December: Adrenaline sports
By Robin Barton
Hobart's new North-South (cycle) Track uncoils straight from the parking lot near the summit of Mount Wellington. It sweeps past eucalypts so tightly that handlebars have gouged grooves in their hairy bark, wraps around volcanic rocks, and blasts through giant, fallen trunks.
But, following the wheel of my guide, Rob Potter, there's no time to glimpse Hobart through the trees as we descend the 10km to Glenorchy Bike Park in a northern suburb of Tasmania's capital city. "City" is perhaps stretching the definition: Hobart condenses the best features of, say, Vancouver, into a forest-fringed, coastal community of 200,000 "Taswegians", as locals are known to mainland Aussies. Down here, the ocean is gin-clear and the pristine air adds miles to your eyesight.
Though sunset sea-kayaking tours of its harbour are a popular way to end the day and locals prize the proximity of World Heritage wilderness, unlike neighbouring New Zealand, Hobart has never sold itself hard on adventure tourism. That's changing now: the North-South Track, which opened in December, is a 10.5km link for mountain bikers between South Hobart's cloud-covered peak and North Hobart, financed by the city council. More, hopefully, will follow.
And the state has a new mountain-bike guiding firm, VertigoMTB, launched by the ebullient Buck Gibson last October to help spread the word.
"Hobart will surprise so many people – it's no longer a backwater," says Gibson, with some justification. For the city has gained not only a beautiful addition to the lattice of unofficial tracks girdling Mount Wellington, it has also staked its place on the cultural map with one of the world's great modern-art galleries, the Museum of Old and New Art (Mona), the gift of art-loving millionaire gambler David Walsh to his hometown.

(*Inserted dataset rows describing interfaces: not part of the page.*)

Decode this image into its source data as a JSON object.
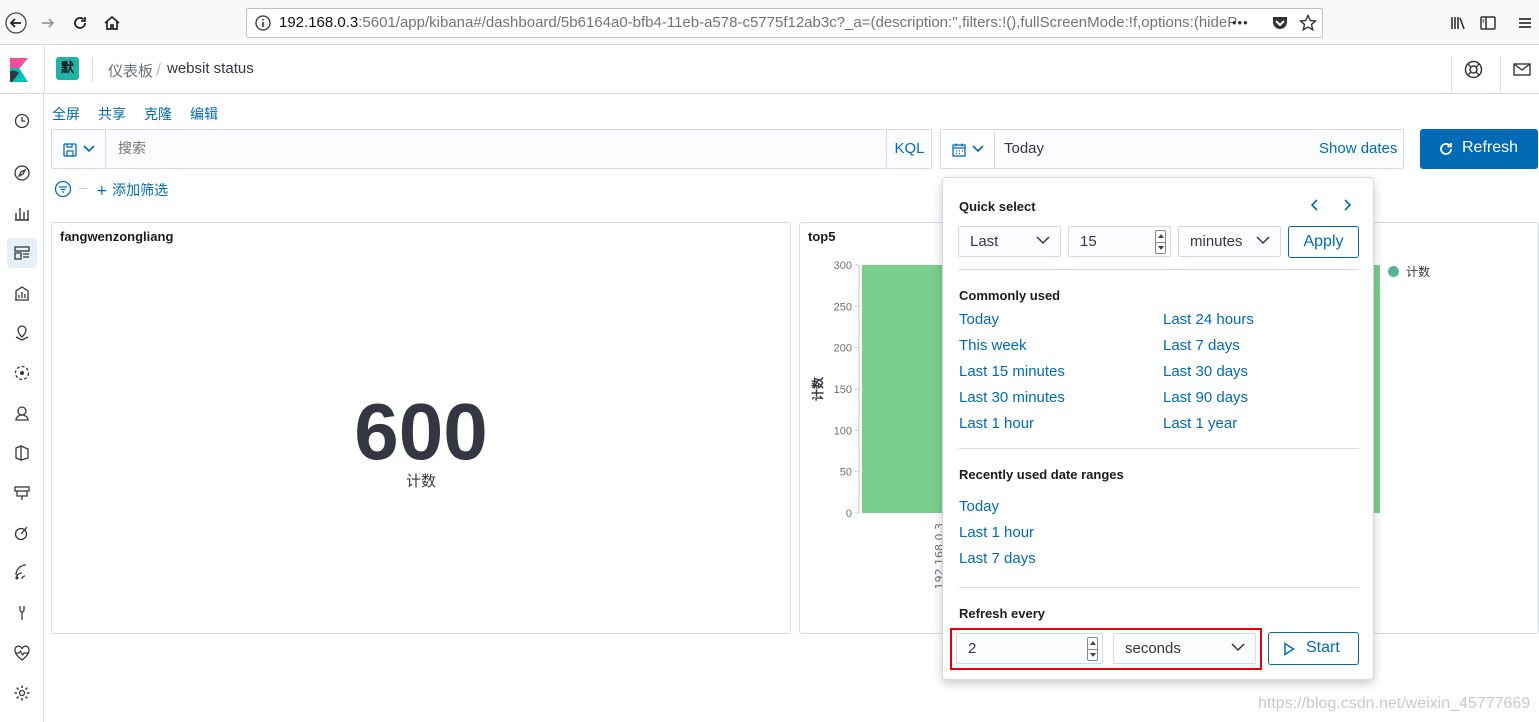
{
  "browser": {
    "url_host": "192.168.0.3",
    "url_rest": ":5601/app/kibana#/dashboard/5b6164a0-bfb4-11eb-a578-c5775f12ab3c?_a=(description:'',filters:!(),fullScreenMode:!f,options:(hideP",
    "more": "•••"
  },
  "header": {
    "space_avatar": "默",
    "breadcrumb_parent": "仪表板",
    "breadcrumb_sep": "/",
    "breadcrumb_current": "websit status"
  },
  "top_menu": [
    "全屏",
    "共享",
    "克隆",
    "编辑"
  ],
  "query": {
    "placeholder": "搜索",
    "language": "KQL",
    "date_value": "Today",
    "show_dates": "Show dates",
    "refresh": "Refresh",
    "add_filter": "+ 添加筛选"
  },
  "panels": {
    "metric": {
      "title": "fangwenzongliang",
      "value": "600",
      "label": "计数"
    },
    "chart": {
      "title": "top5",
      "legend_item": "计数",
      "x_tick_partial": "192.168.0.3"
    }
  },
  "chart_data": {
    "type": "bar",
    "title": "top5",
    "ylabel": "计数",
    "yticks": [
      "300",
      "250",
      "200",
      "150",
      "100",
      "50",
      "0"
    ],
    "ylim": [
      0,
      300
    ],
    "categories": [
      "192.168.0.3"
    ],
    "series": [
      {
        "name": "计数",
        "values": [
          300
        ]
      }
    ],
    "legend_position": "top-right",
    "color": "#7acf8f"
  },
  "popover": {
    "quick_select_title": "Quick select",
    "tense": "Last",
    "amount": "15",
    "unit": "minutes",
    "apply": "Apply",
    "commonly_used_title": "Commonly used",
    "commonly_used_left": [
      "Today",
      "This week",
      "Last 15 minutes",
      "Last 30 minutes",
      "Last 1 hour"
    ],
    "commonly_used_right": [
      "Last 24 hours",
      "Last 7 days",
      "Last 30 days",
      "Last 90 days",
      "Last 1 year"
    ],
    "recent_title": "Recently used date ranges",
    "recent": [
      "Today",
      "Last 1 hour",
      "Last 7 days"
    ],
    "refresh_title": "Refresh every",
    "refresh_amount": "2",
    "refresh_unit": "seconds",
    "start": "Start"
  },
  "watermark": "https://blog.csdn.net/weixin_45777669",
  "colors": {
    "accent": "#006bb4",
    "bar": "#7acf8f",
    "highlight": "#e7000b",
    "space_avatar": "#20b2a5"
  }
}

Most would agree Mona has done more than a humble bike trail to transform Hobart in one year, with its no-holds-barred, £65m collection of provocative contemporary art, antiquities and iconic Australian pieces displayed in a fantastic subterranean labyrinth. Add a clutch of world-class wineries nearby and a fast-evolving food scene, and Hobart seems an all-but-perfect weekend destination – were it not 10,000 miles away.
The solution is to combine a trip to Tasmania with a longer stay in Australia. Conveniently, Gibson hosts a Hobart Weekender, which includes a guided ride on the North-South Track, a visit to Mona and, quite possibly, a Cascade or two, the local beer. Breakfast on Jay Patey's sourdough at his Pigeon Hole café in West Hobart and dine at Garagistes, owned by the René Redzepi-influenced chef Luke Burgess and friends, and you've experienced the best of Hobart.
As we descend, the North-South Track becomes faster and dustier, dirt berms replacing rocks and logs. Lower down the mountain, the eucalyptus species change; more of the afternoon sun filters through smooth-skinned snowgums. I glimpse black cockatoos cracking seeds in the trees. A wallaby bounces into the bush. Riding back up, I'm assured, you get more time to look around – but I have an appointment with a Cascade to keep.
VertigoMTB Hobart Weekender includes use of a full-suspension mountain bike, entrance to Mona, and one night's stay at the Old Woolstore Apartment Hotel. From £535pp (vertigomtb.com.au)
More antipodean adventures
Oz the great
Take in Australia's epic landmass aboard the Southern Spirit, a six-day rail journey from Adelaide or Melbourne to Brisbane, or vice versa, covering 2,810km as it winds its way through South Australia, Victoria, New South Wales and Queensland (greatsouthernrail.com.au)
Walk the length of New Zealand on the Te Araroa 3,000km trail, from Cape Reinga on the North Island to Bluff on the South, taking in coastline, forests, volcanoes, mountain passes, river valleys and seven cities (teararoa.org.nz)
West is best
Western Australia's Kimberley region has a slew of luxury safari-style camps and ranches opening this year, all connected by the Kimberley Aerial Highway, which links 14 regional hot spots with light aircraft and bush airstrips (bridgeandwickers.co.uk)